Copy the result of filtering the entries below for lines that include the string "icon".

(DATA FOR ANALYSIS Opens)

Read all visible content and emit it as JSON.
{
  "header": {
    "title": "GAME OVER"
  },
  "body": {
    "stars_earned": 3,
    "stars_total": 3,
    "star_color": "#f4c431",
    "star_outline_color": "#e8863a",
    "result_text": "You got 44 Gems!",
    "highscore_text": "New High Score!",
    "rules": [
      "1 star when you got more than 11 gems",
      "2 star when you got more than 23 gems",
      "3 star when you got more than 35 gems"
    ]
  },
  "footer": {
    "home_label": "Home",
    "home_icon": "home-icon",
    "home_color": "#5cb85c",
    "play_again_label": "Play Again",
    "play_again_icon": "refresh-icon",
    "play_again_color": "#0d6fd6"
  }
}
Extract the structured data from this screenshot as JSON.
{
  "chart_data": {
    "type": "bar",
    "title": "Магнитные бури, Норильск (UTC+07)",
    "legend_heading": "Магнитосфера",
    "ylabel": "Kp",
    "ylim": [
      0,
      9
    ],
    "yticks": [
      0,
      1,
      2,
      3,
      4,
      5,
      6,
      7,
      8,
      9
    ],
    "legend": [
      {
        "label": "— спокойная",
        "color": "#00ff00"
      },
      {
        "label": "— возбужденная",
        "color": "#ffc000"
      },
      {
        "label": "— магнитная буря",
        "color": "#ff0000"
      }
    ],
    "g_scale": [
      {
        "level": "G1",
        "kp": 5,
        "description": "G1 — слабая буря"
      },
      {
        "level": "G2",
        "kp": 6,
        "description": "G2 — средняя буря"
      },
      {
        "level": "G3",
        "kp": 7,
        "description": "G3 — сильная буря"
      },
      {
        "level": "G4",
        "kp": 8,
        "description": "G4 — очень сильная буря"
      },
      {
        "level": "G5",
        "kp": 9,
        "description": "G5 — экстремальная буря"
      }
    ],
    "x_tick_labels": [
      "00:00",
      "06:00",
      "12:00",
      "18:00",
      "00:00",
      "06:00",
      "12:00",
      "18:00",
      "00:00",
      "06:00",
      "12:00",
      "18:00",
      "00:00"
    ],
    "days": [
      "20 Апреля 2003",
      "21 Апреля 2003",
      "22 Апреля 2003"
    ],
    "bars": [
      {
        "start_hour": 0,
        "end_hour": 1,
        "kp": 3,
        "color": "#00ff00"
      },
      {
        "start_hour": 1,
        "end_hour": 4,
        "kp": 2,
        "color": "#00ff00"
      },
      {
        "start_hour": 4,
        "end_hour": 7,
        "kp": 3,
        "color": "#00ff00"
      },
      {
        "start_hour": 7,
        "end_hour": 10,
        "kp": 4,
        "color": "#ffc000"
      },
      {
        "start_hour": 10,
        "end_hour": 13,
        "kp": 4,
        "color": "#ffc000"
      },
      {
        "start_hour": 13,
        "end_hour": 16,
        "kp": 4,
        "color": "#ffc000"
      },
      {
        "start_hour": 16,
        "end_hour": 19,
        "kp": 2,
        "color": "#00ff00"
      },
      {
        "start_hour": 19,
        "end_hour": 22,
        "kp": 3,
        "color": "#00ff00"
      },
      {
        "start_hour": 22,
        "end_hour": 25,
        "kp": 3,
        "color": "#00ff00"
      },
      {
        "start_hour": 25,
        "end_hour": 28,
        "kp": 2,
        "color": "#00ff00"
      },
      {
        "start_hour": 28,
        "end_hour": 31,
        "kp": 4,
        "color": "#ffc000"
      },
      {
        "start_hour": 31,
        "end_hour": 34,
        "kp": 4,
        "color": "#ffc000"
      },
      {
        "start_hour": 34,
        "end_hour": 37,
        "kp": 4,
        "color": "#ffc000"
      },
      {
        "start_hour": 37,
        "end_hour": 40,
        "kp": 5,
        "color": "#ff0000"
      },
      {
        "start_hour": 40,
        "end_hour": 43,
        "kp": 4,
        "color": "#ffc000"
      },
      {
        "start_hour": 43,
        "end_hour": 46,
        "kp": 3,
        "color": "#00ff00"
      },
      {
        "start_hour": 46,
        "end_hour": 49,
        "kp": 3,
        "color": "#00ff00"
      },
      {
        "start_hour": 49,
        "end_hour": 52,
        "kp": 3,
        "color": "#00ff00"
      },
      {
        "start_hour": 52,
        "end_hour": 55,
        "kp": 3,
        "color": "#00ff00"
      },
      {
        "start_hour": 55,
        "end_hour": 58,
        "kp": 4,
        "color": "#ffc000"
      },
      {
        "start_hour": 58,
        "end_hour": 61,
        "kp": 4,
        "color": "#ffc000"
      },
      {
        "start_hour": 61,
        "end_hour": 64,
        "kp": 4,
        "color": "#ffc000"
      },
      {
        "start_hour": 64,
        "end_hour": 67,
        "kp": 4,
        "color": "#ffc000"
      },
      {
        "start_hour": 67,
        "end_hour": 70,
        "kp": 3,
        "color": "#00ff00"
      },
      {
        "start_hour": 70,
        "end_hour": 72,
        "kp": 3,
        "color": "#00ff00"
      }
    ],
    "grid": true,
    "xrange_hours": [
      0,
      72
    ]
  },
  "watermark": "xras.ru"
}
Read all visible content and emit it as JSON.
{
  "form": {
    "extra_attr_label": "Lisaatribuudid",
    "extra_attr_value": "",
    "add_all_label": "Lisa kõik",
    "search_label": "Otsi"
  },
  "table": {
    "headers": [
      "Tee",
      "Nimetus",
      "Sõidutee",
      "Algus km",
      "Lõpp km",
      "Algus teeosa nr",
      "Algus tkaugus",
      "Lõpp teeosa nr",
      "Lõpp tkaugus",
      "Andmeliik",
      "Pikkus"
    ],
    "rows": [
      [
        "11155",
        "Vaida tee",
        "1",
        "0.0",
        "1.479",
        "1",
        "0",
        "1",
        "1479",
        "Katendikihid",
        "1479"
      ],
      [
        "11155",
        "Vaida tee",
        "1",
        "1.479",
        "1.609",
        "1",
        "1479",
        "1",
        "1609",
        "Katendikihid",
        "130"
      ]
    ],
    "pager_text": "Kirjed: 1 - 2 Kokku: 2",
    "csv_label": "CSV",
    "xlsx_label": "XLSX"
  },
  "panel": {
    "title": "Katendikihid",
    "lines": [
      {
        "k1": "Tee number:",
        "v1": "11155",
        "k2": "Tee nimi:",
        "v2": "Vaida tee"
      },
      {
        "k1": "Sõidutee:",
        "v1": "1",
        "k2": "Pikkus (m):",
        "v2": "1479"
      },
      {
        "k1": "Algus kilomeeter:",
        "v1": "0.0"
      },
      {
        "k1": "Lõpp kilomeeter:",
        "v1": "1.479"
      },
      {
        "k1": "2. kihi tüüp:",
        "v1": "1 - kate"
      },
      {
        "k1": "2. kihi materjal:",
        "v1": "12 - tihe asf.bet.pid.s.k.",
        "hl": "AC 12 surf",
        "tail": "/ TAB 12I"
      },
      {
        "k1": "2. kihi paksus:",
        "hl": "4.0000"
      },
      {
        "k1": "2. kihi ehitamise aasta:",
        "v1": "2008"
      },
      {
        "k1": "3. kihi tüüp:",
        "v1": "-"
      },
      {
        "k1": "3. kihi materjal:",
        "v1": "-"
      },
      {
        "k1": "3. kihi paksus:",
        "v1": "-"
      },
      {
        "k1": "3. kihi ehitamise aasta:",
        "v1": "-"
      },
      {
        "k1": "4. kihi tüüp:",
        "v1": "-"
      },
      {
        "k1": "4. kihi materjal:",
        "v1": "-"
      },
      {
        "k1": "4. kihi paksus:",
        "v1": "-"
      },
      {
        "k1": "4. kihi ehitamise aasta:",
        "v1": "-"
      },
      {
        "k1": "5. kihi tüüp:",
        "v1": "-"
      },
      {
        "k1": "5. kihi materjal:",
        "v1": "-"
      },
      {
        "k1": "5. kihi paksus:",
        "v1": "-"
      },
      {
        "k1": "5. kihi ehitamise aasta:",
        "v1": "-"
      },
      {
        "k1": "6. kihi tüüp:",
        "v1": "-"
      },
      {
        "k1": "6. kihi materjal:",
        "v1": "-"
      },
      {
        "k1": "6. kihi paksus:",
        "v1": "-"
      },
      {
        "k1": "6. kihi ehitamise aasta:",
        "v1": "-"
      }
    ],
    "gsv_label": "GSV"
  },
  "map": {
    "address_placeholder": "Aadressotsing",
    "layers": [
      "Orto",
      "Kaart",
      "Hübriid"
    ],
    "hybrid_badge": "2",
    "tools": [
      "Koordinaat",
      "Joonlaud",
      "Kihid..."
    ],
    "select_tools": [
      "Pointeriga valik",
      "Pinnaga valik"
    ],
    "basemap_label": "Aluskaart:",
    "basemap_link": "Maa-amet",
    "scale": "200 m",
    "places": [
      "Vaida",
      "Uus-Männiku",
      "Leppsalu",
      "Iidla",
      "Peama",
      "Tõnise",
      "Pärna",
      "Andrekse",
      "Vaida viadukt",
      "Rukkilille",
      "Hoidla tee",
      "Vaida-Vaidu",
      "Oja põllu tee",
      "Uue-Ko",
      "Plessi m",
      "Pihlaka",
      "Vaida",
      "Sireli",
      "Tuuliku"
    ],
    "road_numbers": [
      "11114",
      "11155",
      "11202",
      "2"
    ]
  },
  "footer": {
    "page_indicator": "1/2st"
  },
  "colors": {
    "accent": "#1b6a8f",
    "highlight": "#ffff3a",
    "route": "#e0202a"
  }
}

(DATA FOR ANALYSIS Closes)

→ TASK ANSWER
    "home_icon": "home-icon",
    "play_again_icon": "refresh-icon",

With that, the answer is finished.